Tick

Refers to the minimum change in price a security can have, either up or down. Related: Point.

Tick

On an exchange, a trade in which a security was traded after another trade. There are three basic types of tick. A plus tick occurs when the price is higher than the previous trade. A minus tick occurs when the price is lower, and finally a zero tick happens when the price is the same. Ticks are recorded and published in real time throughout a trading day. Certain regulations govern the types of trade that can occur after certain kinds of ticks. See also: Zero-plus Tick, Zero-minus Tick.

TICK

A short-term technical indicator that describes the difference between the number of stocks whose last sale occurred on an uptick and the number of stocks whose last sale occurred on a downtick. A high positive TICK is generally considered a short-term signal of a strong market. Contrarians consider a high positive TICK to have bearish implications.

tick

A movement in the price or price quotation of a security or contract. See also downtick, minimum tick, uptick.

Tick.

A tick is the minimum movement by which the price of a security, option, or index changes.

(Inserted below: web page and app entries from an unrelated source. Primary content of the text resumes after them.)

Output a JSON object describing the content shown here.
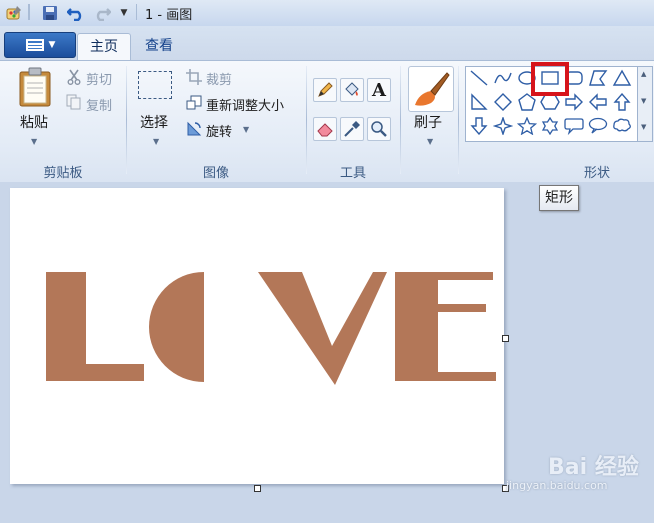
{
  "window": {
    "title": "1 - 画图"
  },
  "tabs": {
    "home": "主页",
    "view": "查看"
  },
  "clipboard": {
    "paste": "粘贴",
    "cut": "剪切",
    "copy": "复制",
    "group": "剪贴板"
  },
  "image": {
    "select": "选择",
    "crop": "裁剪",
    "resize": "重新调整大小",
    "rotate": "旋转",
    "group": "图像"
  },
  "tools": {
    "group": "工具"
  },
  "brushes": {
    "label": "刷子"
  },
  "shapes": {
    "group": "形状"
  },
  "tooltip": {
    "text": "矩形"
  },
  "canvas": {
    "text": "LOVE",
    "text_color": "#b37758"
  },
  "watermark": {
    "brand": "Bai 经验",
    "url": "jingyan.baidu.com"
  },
  "colors": {
    "accent_highlight": "#d6141b",
    "ribbon_text": "#3b5a83"
  }
}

With stocks, a tick may be little as one cent. With US Treasury securities, the smallest increment is 1/32 of a point, or 31.25 cents.

An uptick represents an increase over the last different price, and a downtick a drop from the last different price.

References in periodicals archive ?
Rocky Mountain spotted fever: This illness is transmitted by several types of ticks, including the wood tick and American dog tick.
Time relationships of the wood tick in the transmission of Rocky Mountain spotted fever.
If you've ever sat squirming in a turkey blind while a wood tick runs a marathon up your leg, you'll appreciate what Rynoskin can do for you.
But these case reports, one dating as far back as 1882, don't isolate the agent responsible, leaving open the questions of whether the curlicued bacteria that cause Lyme disease (smaller scanning electron micrograph, below) existed back then and whether they were carried by the same host that carries them today, the European wood tick (larger micrograph).